EXERCISE DESCRIPTION = Lines that contain the string "user" are the ones to list; copy all of them from the records.
____ INPUT MATERIAL
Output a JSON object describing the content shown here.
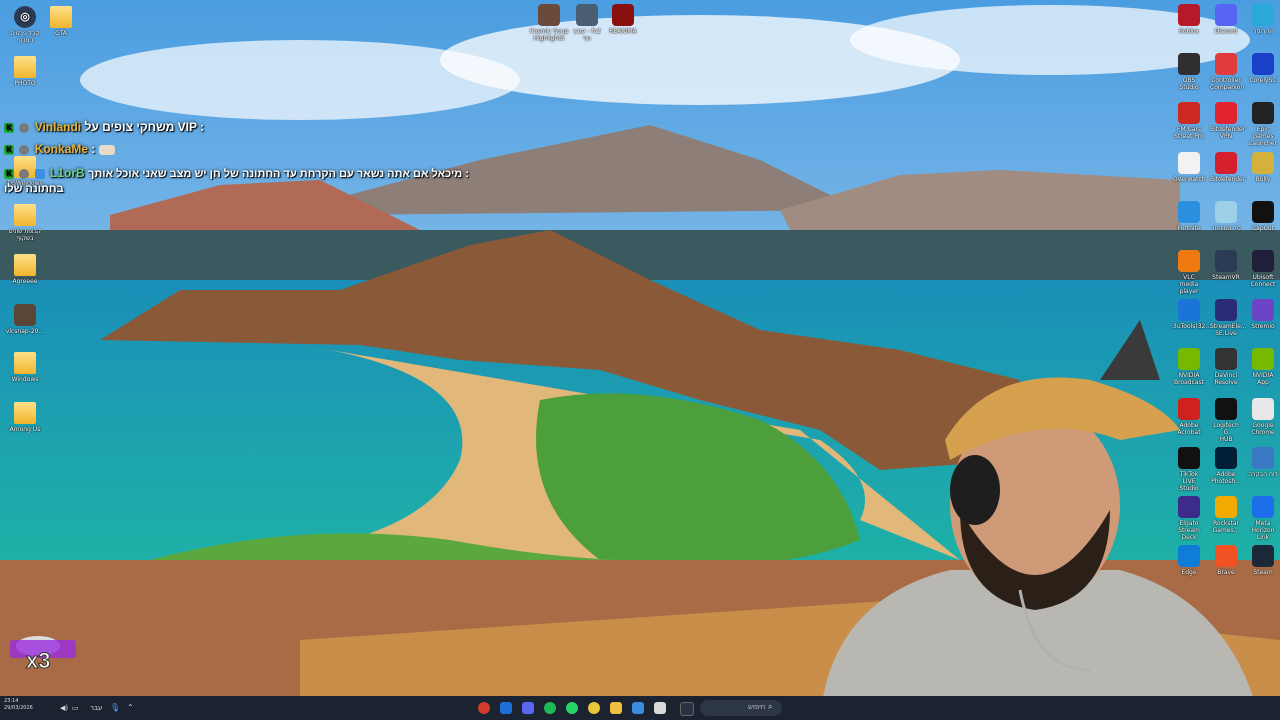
{
  "desktop_left_icons": [
    {
      "label": "קבל פרטים\nו מדוף",
      "icon": "circle-icon"
    },
    {
      "label": "GTA",
      "icon": "folder-icon"
    },
    {
      "label": "PHOTO",
      "icon": "folder-icon"
    },
    {
      "label": "DSWindows",
      "icon": "folder-icon"
    },
    {
      "label": "קבצות שונים\nבשקוף",
      "icon": "folder-icon"
    },
    {
      "label": "Agreeee",
      "icon": "folder-icon"
    },
    {
      "label": "vlcsnap-20...",
      "icon": "image-icon"
    },
    {
      "label": "Windows",
      "icon": "folder-icon"
    },
    {
      "label": "Among Us",
      "icon": "folder-icon"
    }
  ],
  "desktop_top_icons": [
    {
      "label": "Cosmic Soup\nHighlightS",
      "icon": "person-icon"
    },
    {
      "label": "קובץ - fc2\nנוף",
      "icon": "image-icon"
    },
    {
      "label": "REANIMA",
      "icon": "game-icon"
    }
  ],
  "desktop_right_icons": [
    {
      "label": "Roblox",
      "icon": "roblox-icon",
      "color": "#b51a2a"
    },
    {
      "label": "Discord",
      "icon": "discord-icon",
      "color": "#5865f2"
    },
    {
      "label": "וח רוסר",
      "icon": "monitor-icon",
      "color": "#2aa9d8"
    },
    {
      "label": "OBS Studio",
      "icon": "obs-icon",
      "color": "#302e31"
    },
    {
      "label": "Controller\nCompanion",
      "icon": "controller-icon",
      "color": "#e23b3b"
    },
    {
      "label": "CorelySC",
      "icon": "app-icon",
      "color": "#1a40c9"
    },
    {
      "label": "FM Cars\nStreet Pro",
      "icon": "car-icon",
      "color": "#cc2a20"
    },
    {
      "label": "Bitdefender\nVPN",
      "icon": "shield-icon",
      "color": "#e0232f"
    },
    {
      "label": "Epic Games\nLauncher",
      "icon": "epic-icon",
      "color": "#222"
    },
    {
      "label": "Overwatch",
      "icon": "overwatch-icon",
      "color": "#f2f2f2"
    },
    {
      "label": "Bitdefender",
      "icon": "bitdefender-icon",
      "color": "#d4202c"
    },
    {
      "label": "Bully",
      "icon": "bully-icon",
      "color": "#d4b13a"
    },
    {
      "label": "Fortnite",
      "icon": "fortnite-icon",
      "color": "#2b8fe0"
    },
    {
      "label": "סל המיחזור",
      "icon": "recycle-bin-icon",
      "color": "#9ecfe8"
    },
    {
      "label": "CapCut",
      "icon": "capcut-icon",
      "color": "#111"
    },
    {
      "label": "VLC media\nplayer",
      "icon": "vlc-icon",
      "color": "#f07a12"
    },
    {
      "label": "SteamVR",
      "icon": "vr-icon",
      "color": "#2a3b56"
    },
    {
      "label": "Ubisoft\nConnect",
      "icon": "ubisoft-icon",
      "color": "#1f1f3a"
    },
    {
      "label": "3uTools(32...",
      "icon": "tools-icon",
      "color": "#1b75d8"
    },
    {
      "label": "StreamEle...\nSE.Live",
      "icon": "streamelements-icon",
      "color": "#2b2b7a"
    },
    {
      "label": "Stremio",
      "icon": "stremio-icon",
      "color": "#6c45c7"
    },
    {
      "label": "NVIDIA\nBroadcast",
      "icon": "nvidia-icon",
      "color": "#76b900"
    },
    {
      "label": "DaVinci\nResolve",
      "icon": "davinci-icon",
      "color": "#333"
    },
    {
      "label": "NVIDIA App",
      "icon": "nvidia-icon",
      "color": "#76b900"
    },
    {
      "label": "Adobe\nAcrobat",
      "icon": "acrobat-icon",
      "color": "#d0211c"
    },
    {
      "label": "Logitech G\nHUB",
      "icon": "logitech-icon",
      "color": "#111"
    },
    {
      "label": "Google\nChrome",
      "icon": "chrome-icon",
      "color": "#e8e8e8"
    },
    {
      "label": "TikTok LIVE\nStudio",
      "icon": "tiktok-icon",
      "color": "#111"
    },
    {
      "label": "Adobe\nPhotosh...",
      "icon": "photoshop-icon",
      "color": "#001e36"
    },
    {
      "label": "לוח הבקרה",
      "icon": "control-panel-icon",
      "color": "#3a78c2"
    },
    {
      "label": "Elgato\nStream Deck",
      "icon": "streamdeck-icon",
      "color": "#3c2b8a"
    },
    {
      "label": "Rockstar\nGames...",
      "icon": "rockstar-icon",
      "color": "#f2a900"
    },
    {
      "label": "Meta\nHorizon Link",
      "icon": "meta-icon",
      "color": "#1c6fe8"
    },
    {
      "label": "Edge",
      "icon": "edge-icon",
      "color": "#0f7cd8"
    },
    {
      "label": "Brave",
      "icon": "brave-icon",
      "color": "#f25124"
    },
    {
      "label": "Steam",
      "icon": "steam-icon",
      "color": "#1b2838"
    }
  ],
  "chat": [
    {
      "user": "Vinlandi",
      "text": "משחקי צופים על VIP :"
    },
    {
      "user": "KonkaMe",
      "text": ":"
    },
    {
      "user": "L1orB",
      "text": "מיכאל אם אתה נשאר עם הקרחת עד החתונה של חן יש מצב שאני אוכל אותך :",
      "text2": "בחתונה שלו"
    }
  ],
  "combo_text": "x3",
  "taskbar": {
    "time": "23:14",
    "date": "29/03/2026",
    "lang": "עבר",
    "search_placeholder": "חיפוש"
  }
}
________
ANSWER TO THE PROBLEM =
      "user": "Vinlandi",
      "user": "KonkaMe",
      "user": "L1orB",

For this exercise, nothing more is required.